Closing in on a vote over whether to provide in-school access to contraceptives, the School Committee is weighing a policy that would allow parents to opt their children out of reproductive health services, while still receiving other aspects of care available at Gloucester High School's health clinic.
In districts across the state and country, school health centers have used "opt-out clauses" in their parental consent forms to allow parents uncomfortable with their children getting birth control confidentially to avoid it, without avoiding the clinic altogether.
In the last year, Gloucester High School has pushed enrollment in its student health center from 77 percent to more than 90 percent, one of the higher participation rates in the state.
But as debate about contraception intensified this spring, many, including Principal Joseph Sullivan, feared that unchecked, confidential birth control or condom distribution would lead to mistrust between parents and the school, jeopardizing the number of students being helped by the clinic.
"It was good to see that it had worked in other communities," School Committee Chairman Greg Verga said of the parental opt-out yesterday. "My concern from the beginning was that you would have people opting out of the whole clinic. I would hate to see people not get the other benefits of the clinic."

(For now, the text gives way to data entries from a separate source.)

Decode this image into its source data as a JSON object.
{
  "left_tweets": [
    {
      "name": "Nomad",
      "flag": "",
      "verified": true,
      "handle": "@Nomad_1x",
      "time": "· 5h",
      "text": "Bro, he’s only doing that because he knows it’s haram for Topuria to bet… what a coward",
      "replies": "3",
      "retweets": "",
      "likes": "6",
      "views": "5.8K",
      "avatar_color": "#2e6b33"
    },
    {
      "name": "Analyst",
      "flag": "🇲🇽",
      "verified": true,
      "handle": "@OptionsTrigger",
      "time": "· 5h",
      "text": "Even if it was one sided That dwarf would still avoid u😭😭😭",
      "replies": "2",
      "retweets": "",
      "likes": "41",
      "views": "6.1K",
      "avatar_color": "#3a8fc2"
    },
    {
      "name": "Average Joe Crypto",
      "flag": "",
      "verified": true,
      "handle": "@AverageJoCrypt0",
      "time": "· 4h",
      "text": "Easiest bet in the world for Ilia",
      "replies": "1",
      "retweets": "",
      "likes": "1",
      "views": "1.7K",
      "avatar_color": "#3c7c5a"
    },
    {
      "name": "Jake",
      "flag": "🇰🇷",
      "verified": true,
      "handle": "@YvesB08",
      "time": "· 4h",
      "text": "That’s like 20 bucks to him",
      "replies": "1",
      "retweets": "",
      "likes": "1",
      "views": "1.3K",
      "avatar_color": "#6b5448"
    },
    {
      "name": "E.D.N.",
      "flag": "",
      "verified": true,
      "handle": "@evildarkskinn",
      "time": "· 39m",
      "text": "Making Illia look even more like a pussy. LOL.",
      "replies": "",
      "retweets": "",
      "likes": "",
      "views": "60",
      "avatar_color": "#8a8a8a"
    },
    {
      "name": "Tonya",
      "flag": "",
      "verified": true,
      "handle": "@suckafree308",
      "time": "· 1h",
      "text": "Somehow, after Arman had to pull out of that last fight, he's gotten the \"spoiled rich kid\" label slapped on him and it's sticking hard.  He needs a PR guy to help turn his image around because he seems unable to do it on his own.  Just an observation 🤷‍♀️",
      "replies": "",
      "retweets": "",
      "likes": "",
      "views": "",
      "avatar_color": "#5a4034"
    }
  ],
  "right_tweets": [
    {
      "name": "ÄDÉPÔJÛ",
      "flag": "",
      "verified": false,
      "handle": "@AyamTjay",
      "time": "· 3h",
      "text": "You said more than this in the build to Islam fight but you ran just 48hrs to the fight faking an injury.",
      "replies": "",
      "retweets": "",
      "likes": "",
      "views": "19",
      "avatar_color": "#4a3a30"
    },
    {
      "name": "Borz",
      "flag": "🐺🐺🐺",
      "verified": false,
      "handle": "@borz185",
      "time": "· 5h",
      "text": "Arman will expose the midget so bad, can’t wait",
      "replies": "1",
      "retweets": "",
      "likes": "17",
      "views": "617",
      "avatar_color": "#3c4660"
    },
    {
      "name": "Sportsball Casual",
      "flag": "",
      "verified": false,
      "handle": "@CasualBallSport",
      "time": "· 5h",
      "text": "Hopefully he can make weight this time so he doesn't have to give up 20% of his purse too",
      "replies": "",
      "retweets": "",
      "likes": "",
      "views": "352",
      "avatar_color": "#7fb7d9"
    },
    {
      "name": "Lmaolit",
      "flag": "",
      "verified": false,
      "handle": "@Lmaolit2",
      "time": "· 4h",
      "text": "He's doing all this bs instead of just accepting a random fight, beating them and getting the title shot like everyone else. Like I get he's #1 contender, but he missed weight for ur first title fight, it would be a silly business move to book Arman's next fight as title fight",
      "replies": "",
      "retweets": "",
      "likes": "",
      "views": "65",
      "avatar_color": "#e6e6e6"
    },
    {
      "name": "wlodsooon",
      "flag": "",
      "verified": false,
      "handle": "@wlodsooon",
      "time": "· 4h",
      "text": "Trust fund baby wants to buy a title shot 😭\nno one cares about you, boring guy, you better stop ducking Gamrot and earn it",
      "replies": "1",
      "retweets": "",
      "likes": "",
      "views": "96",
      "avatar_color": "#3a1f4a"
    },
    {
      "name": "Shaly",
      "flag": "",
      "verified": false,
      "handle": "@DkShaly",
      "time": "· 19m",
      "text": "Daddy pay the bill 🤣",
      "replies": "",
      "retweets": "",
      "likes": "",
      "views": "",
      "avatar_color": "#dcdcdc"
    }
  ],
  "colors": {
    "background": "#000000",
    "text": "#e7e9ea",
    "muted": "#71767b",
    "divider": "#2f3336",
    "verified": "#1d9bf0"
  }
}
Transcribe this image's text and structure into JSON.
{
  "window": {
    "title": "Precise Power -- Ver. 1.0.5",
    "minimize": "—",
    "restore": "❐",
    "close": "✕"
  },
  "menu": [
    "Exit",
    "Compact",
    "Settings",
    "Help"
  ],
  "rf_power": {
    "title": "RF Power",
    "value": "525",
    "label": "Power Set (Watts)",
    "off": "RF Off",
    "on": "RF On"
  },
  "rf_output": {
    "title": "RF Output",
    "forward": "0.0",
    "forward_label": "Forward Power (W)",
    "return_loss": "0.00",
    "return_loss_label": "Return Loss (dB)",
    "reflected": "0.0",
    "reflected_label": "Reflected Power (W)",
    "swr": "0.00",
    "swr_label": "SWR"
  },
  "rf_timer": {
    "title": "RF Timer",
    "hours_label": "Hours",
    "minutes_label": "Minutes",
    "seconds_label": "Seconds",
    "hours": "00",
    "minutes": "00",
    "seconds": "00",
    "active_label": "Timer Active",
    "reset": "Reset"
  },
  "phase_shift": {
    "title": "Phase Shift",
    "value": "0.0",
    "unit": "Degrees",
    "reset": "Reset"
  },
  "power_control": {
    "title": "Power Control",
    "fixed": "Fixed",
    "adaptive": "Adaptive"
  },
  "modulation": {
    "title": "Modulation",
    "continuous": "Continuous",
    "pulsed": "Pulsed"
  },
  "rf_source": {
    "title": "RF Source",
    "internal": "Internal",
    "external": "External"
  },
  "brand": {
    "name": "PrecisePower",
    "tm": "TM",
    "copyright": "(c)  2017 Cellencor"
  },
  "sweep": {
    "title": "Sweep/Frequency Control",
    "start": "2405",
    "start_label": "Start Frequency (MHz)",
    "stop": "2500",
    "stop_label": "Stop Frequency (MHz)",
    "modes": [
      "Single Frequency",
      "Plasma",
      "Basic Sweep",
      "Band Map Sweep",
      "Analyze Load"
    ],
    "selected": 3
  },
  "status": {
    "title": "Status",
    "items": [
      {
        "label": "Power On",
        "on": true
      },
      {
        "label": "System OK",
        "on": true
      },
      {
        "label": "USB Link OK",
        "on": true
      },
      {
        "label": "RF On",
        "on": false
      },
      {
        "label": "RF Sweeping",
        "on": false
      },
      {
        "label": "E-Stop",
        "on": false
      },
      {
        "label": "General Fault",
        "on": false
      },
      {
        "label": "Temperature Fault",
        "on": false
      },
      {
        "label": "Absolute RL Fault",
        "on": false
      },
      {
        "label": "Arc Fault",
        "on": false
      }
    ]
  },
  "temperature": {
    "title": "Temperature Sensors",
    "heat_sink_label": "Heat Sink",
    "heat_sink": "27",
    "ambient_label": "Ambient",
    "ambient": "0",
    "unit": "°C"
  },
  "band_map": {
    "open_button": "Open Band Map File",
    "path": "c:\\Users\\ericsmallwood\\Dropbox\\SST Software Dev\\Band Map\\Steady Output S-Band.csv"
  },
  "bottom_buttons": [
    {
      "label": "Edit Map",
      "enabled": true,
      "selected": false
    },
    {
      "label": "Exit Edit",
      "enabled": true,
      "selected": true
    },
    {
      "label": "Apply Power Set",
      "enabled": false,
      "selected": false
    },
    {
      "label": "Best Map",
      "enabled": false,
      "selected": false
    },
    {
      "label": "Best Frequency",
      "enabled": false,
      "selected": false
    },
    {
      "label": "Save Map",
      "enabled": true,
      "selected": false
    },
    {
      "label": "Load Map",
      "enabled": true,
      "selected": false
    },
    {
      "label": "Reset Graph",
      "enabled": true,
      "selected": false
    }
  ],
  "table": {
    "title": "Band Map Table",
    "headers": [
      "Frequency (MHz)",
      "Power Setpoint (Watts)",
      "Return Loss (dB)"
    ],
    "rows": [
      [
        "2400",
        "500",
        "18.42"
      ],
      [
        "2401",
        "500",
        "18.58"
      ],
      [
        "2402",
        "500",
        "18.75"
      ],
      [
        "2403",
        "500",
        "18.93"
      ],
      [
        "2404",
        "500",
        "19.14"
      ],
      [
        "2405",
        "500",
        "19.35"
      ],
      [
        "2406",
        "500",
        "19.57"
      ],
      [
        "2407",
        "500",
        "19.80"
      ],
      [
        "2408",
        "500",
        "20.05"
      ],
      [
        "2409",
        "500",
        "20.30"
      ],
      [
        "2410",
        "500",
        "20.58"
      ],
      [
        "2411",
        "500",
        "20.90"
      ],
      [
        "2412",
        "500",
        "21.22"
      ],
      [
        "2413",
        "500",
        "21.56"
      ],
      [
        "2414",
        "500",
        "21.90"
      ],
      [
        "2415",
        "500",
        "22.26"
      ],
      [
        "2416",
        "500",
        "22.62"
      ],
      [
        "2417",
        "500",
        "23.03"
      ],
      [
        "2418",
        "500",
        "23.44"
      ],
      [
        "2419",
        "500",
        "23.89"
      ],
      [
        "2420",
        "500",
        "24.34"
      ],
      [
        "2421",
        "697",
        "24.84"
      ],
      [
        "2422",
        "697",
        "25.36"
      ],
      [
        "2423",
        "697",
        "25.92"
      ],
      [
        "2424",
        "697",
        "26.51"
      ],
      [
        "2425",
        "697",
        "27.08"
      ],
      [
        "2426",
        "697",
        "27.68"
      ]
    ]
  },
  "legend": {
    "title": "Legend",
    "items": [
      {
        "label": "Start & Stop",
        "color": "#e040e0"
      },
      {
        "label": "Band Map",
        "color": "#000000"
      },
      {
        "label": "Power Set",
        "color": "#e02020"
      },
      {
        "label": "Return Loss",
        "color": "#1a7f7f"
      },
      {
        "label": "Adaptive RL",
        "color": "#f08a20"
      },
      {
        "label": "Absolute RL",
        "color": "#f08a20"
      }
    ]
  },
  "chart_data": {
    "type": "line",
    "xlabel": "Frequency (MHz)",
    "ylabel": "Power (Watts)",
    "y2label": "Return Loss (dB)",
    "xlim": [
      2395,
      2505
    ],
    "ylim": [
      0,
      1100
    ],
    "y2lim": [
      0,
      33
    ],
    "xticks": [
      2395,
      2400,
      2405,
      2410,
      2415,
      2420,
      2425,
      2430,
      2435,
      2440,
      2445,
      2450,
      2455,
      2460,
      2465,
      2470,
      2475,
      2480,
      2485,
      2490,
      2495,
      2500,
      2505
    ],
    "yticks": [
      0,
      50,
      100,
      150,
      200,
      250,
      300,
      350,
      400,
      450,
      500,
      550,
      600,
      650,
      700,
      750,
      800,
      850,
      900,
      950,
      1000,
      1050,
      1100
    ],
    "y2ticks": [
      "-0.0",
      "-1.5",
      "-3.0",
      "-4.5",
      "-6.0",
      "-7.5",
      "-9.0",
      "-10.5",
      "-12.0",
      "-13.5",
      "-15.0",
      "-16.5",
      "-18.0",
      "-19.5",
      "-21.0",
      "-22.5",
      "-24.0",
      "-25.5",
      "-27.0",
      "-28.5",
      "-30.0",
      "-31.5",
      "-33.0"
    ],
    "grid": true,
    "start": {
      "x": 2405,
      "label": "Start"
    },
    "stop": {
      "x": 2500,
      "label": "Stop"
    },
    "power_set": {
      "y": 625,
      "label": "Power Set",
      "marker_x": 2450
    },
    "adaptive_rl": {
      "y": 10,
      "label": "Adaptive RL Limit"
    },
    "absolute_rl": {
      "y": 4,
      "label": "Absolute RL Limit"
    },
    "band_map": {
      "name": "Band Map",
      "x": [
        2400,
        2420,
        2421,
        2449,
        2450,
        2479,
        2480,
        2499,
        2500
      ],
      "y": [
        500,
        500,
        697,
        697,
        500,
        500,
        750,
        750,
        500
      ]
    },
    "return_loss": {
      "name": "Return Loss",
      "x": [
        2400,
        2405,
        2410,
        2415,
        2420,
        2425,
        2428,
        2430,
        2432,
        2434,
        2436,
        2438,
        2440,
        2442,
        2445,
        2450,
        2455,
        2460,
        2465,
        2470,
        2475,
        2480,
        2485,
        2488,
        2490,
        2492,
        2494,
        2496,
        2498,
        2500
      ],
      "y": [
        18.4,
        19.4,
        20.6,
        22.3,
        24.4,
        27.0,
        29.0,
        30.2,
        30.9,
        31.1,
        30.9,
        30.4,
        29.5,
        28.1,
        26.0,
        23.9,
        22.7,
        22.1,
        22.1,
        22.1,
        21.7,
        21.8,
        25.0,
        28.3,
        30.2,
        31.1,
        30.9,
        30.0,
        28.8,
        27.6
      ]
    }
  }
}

Addressing the committee as one of its hand-picked experts at a City Hall forum Wednesday night, Dr. Karen Hacker, medical director of the Institute for Community Health in Cambridge, said schools that choose to offer contraceptives can choose from a "menu" of options — including blanket consent to reproductive health services, an option for parents to opt out of reproductive services, and a mechanism that requires parents to opt-in to the services if they want it for their children. The distribution of contraceptives at the high school has taken center stage in the wake of reports that 18 Gloucester High School students became pregnant this past school year, including a number who may have done so by choice. Wednesday's meeting featured a panel of health officials who recommended choices for a school community response.
Hacker said each community had to decide which model best matched its values and determine which would cause more opposition than assistance.
She said the potential downsides of opt-out options include administrative hassles and confusion for staff treating patients, and the possibility that the few students who need the services the most will be the ones whose parents decide they shouldn't have it.
After the meeting, Hacker said in her experience in several different cities, she had never seen significant de-enrollment from a school-based clinic as a result of the adoption of a contraceptive policy.
Yesterday Dr. Brian Orr, the former medical director of the Gloucester High clinic and a supporter of confidential access to contraception, said he wouldn't have a problem with having an opt-out for parents who didn't want their children receiving confidential access to contraceptives.
"My impression is that it is a win-win for the School Committee and the community," Orr said. "Why not have parental consent for general care and then a separate box for reproductive care? If you don't want that option, then parents can choose to use it or not."
Orr said, as a practical matter, breaking the consent forms down into too many options would make it difficult for clinic staff to efficiently provide for patients, but one opt-out box should not cause a problem.
Another option discussed Wednesday was the possibility of providing access to contraceptives at a location outside the school building, such as the new community health center being opened at Addison Gilbert Hospital.
In response to School Committee questions about that possibility, the panel of experts Wednesday warned that creating an extra step in the process of filling any prescription typically causes failure among some patients to follow through.
"With referral, even if it is just across the street, you lose some kids," Hacker said.
In his summary of interviews with staff from school-based health clinics in three other cities that provided access to contraceptives, city Health Director Jack Vondras said one of the communities studied used an opt-out and was satisfied with it. The health clinic staffs had said they noticed a significant number of students did not follow through on outside referrals.
In her remarks to the School Committee, Dr. Lauren Smith, director of the state Department of Public Health, recommended, in addition to improved access to contraceptives, a comprehensive sex education program and a youth development program designed to raise self-esteem among local students. Both of those programs will likely require some level of funding, either by grant or through the city.
Verga said yesterday that choosing exactly what programs would work best for Gloucester would be large part of the committee's decision process going forward.
With recommendations from experts now in hand, the next public step in the School Committee pregnancy policy-making process is a series of "listening posts" similar to the community forums held by the mayor on the future of the harbor. On Wednesday, however, the committee announced changes to the meetings, including when they will be held and what they will be called.
The meetings, which will now be called "Community Conversations," were originally planned for the summer, so that community opinion could be gathered before the start of school in September. But yesterday, Verga said that because many people vacation in August, the meetings would likely be held in the early fall, after the start of school. There will be two meetings for adults and one for students.
A School Committee public hearing and deliberations on a new policy, initially scheduled before the start of school, will come after the forums, with a vote to codify the policy after that.
Another significant difference between the coming pregnancy "conversation" meetings and the harbor listening posts is that the meetings coming up will be reserved for Gloucester residents, who will be required to register before attending.
"We are elected by Gloucester people, and they should be the ones weigh in on the decision," Verga said.
Patrick Anderson can be reached at email@example.com